On the bottom of the ocean, “it’s really cold and completely dark, and they’re living under high pressure,” Harbeitner said. “I thought, ‘Maybe in the course of a year, they will eat these carbon bodies?” Instead, the bacteria ate the carbon in only a week, which is 50 times faster than the researchers predicted.

While the bacteria are microscopic, the implications of their dining habits are enormous.  

“We know that oceans regulate global climate,” she said. “But tiny organisms, down in the deep sea, are impacting how carbon circulates through the ocean and atmosphere. We can use this new information to better predict how oceans are going to respond to the human impacts of climate change.”

Customarily, the Grad Slam grand prize winner goes on to represent UC Santa Cruz at the UC Office of the President’s systemwide Grad Slam competition. However, Sarah Kienle will be in Antarctica studying leopard seals.

This is the direct result of the recent federal government shutdown, which forced the research mission to reschedule. That means Harbeitner instead of Kienle will represent UC Santa Cruz at the systemwide competition on May 10 in San Francisco.

The  People’s Choice award—which comes with a $750 prize—went to seventh-year psychology Ph.D. student Priscilla Sung, whose research explores “task-switching,” a term for the human brains general ability to change or toggle between tasks, such as when you are interrupted by text messages while writing a work email.

Sung described the ability to task-switch as a mental muscle that is developed over time, through experience and practice. The more task-switching that people do, the stronger and more flexible that muscle will be. And being bilingual could help people strengthen this task-switching muscle, she adds.

“Switching back and forth between languages—or code-switching—might use the same muscle you use when you switch between emailing and texting,” she said. “It’s this hidden workout behind bilingualism that fascinates me.”

Sung’s current project investigates this connection between task-switching and code-switching in an unusually young group of subjects: 3- and 4-year-olds at a bilingual preschool in the Bay Area.

The preschoolers complete a series of tasks that require them to switch between different sets of rules, such as sorting objects first by shape and then by color.

“To you, it might sound simple, but for little kids, it’s actually pretty tough—like, hilariously tough,” she said with a laugh.

Then, to get a sense of how much code-switching the kids are doing at home and at school, she consults their parents and preschool teachers.

“It’s amazing how differently every kid uses language,” she remarks. “There’s really no such thing as the ‘typical’ bilingual experience.”

For now, the project is still underway, but she hopes to have results in the next few months, by the time these kids graduate from preschool and head to kindergarten.

Sung, a developmental psychologist, says that kids’ ability to task-switch holds implications for how they will learn to handle the growing demands in their lives.

“What we do as kids lays a path for how we learn to navigate our complex roles as adults,” she said.

Though the evening was entertaining for the audience, it has a serious purpose.
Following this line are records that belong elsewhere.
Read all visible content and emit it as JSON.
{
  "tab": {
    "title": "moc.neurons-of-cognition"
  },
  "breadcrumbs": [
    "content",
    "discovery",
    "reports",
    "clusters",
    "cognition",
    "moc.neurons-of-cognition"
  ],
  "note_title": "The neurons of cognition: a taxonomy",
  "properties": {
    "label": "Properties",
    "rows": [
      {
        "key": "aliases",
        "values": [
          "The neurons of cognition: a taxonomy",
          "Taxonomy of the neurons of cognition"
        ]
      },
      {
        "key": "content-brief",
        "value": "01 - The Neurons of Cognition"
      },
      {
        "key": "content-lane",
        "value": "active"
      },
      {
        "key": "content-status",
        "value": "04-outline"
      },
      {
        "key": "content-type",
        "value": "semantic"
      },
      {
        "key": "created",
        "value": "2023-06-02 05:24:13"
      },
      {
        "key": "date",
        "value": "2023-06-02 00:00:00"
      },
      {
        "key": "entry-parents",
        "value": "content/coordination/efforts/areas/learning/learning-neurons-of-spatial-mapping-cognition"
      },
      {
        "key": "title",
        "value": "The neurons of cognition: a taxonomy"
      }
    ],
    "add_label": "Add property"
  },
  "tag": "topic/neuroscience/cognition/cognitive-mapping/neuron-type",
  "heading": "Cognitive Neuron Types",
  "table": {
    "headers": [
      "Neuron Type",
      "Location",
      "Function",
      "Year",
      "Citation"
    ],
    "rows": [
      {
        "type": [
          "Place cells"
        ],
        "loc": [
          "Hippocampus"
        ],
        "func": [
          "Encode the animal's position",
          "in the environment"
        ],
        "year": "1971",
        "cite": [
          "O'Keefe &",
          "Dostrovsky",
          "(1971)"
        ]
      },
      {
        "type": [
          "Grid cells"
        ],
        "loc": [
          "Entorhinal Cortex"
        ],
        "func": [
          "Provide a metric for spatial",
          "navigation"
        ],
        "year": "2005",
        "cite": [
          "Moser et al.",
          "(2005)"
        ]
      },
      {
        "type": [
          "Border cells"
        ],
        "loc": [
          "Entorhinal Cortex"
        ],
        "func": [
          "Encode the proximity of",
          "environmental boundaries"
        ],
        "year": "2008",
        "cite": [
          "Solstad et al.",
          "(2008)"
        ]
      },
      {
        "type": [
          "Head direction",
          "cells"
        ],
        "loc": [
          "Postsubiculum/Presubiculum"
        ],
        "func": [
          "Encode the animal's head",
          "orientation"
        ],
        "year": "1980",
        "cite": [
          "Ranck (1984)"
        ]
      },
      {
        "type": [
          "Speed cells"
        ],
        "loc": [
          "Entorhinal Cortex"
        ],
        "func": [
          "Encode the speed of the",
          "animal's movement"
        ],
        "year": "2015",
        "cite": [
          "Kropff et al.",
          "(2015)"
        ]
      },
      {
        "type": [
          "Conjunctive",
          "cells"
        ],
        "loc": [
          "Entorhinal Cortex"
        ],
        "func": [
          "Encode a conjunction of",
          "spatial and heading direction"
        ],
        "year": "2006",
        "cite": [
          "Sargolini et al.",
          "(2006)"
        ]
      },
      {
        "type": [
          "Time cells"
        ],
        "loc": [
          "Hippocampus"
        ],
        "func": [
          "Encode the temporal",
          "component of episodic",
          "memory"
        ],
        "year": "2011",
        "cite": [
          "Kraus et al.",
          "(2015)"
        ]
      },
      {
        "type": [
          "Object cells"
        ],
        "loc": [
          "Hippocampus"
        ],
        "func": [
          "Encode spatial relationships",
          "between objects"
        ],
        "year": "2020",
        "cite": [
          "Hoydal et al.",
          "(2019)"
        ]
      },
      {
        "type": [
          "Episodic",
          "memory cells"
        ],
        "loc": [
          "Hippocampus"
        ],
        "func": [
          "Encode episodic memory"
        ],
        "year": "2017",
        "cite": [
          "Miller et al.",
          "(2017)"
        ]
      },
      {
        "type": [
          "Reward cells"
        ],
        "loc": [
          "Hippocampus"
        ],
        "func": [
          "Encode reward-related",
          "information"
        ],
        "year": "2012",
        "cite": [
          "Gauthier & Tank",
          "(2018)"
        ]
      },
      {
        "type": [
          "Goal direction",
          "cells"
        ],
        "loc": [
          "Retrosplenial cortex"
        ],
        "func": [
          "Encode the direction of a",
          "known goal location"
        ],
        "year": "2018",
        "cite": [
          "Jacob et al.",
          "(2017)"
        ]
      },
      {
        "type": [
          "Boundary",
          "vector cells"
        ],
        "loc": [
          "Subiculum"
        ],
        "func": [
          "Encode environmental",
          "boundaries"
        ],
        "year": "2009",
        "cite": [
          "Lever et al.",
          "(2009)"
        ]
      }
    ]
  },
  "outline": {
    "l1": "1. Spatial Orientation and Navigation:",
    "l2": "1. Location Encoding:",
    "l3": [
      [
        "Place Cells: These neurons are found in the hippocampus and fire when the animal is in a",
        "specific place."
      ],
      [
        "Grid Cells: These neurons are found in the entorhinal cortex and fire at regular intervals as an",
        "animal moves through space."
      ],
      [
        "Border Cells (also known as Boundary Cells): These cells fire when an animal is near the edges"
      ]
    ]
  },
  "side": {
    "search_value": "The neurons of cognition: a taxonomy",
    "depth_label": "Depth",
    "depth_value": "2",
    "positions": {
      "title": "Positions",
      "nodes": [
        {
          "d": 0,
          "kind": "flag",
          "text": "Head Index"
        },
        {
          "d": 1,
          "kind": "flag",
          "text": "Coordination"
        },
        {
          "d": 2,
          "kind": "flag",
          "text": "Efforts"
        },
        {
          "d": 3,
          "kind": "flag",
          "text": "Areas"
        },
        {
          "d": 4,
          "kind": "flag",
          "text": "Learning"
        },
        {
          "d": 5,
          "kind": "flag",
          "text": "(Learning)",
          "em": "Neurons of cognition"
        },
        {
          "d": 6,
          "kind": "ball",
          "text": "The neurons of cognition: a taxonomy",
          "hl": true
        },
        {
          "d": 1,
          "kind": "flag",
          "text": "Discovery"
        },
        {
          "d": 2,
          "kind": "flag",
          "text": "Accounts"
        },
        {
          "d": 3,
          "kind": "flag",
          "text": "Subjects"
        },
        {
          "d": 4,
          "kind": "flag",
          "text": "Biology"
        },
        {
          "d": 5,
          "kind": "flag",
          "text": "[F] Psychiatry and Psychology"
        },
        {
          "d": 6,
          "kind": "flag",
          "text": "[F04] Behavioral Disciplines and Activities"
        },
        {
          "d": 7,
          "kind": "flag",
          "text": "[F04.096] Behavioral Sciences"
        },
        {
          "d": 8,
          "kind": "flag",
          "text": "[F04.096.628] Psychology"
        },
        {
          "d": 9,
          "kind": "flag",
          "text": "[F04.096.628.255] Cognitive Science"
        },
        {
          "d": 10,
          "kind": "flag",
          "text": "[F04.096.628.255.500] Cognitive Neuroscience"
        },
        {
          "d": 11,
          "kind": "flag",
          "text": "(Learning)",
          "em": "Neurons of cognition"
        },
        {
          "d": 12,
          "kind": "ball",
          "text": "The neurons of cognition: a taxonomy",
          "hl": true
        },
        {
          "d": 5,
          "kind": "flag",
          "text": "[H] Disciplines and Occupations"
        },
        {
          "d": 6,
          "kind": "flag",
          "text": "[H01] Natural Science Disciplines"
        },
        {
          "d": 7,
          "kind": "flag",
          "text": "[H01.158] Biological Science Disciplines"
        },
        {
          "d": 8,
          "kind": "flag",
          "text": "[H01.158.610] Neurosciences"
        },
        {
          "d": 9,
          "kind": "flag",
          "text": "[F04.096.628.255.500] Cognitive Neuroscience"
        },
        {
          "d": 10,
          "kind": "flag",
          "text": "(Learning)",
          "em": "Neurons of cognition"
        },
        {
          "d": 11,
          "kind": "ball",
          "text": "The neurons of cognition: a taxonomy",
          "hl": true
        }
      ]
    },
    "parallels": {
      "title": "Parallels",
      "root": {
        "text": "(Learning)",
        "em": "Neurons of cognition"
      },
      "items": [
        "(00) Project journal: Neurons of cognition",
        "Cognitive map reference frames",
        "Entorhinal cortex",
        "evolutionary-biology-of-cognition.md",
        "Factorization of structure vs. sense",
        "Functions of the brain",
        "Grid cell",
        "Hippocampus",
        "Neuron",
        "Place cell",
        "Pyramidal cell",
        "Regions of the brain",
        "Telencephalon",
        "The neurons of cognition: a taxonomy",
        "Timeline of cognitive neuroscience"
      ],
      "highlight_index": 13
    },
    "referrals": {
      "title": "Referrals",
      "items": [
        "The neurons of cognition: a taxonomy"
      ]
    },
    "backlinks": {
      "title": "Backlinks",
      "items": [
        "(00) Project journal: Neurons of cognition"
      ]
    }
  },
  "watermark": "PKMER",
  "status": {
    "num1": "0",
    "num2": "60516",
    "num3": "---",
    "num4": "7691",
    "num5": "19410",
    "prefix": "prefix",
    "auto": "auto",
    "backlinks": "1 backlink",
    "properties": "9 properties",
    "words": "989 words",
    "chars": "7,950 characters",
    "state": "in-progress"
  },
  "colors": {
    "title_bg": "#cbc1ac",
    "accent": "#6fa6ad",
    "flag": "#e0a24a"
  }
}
Lori Kletzer, vice provost and dean of the Division of Graduate Studies, pointed out that the UC Office of the President asks all 10 UCs to hold Grad Slams for the professional development it gives the graduate students who participate.

“Grad Slam has become perhaps the most fun way that our graduate students communicate (about) the research they’re working on,” Kletzer told the audience. “This is really a platform for graduate students to share their passion for their research.”

For more information on Grad Slam, and a full list of the 13 finalists and their research presentations, visit the event website and watch the video of the competition.

Grad Slam is inspired by The Three Minute Thesis program founded by The University of Queensland (Australia).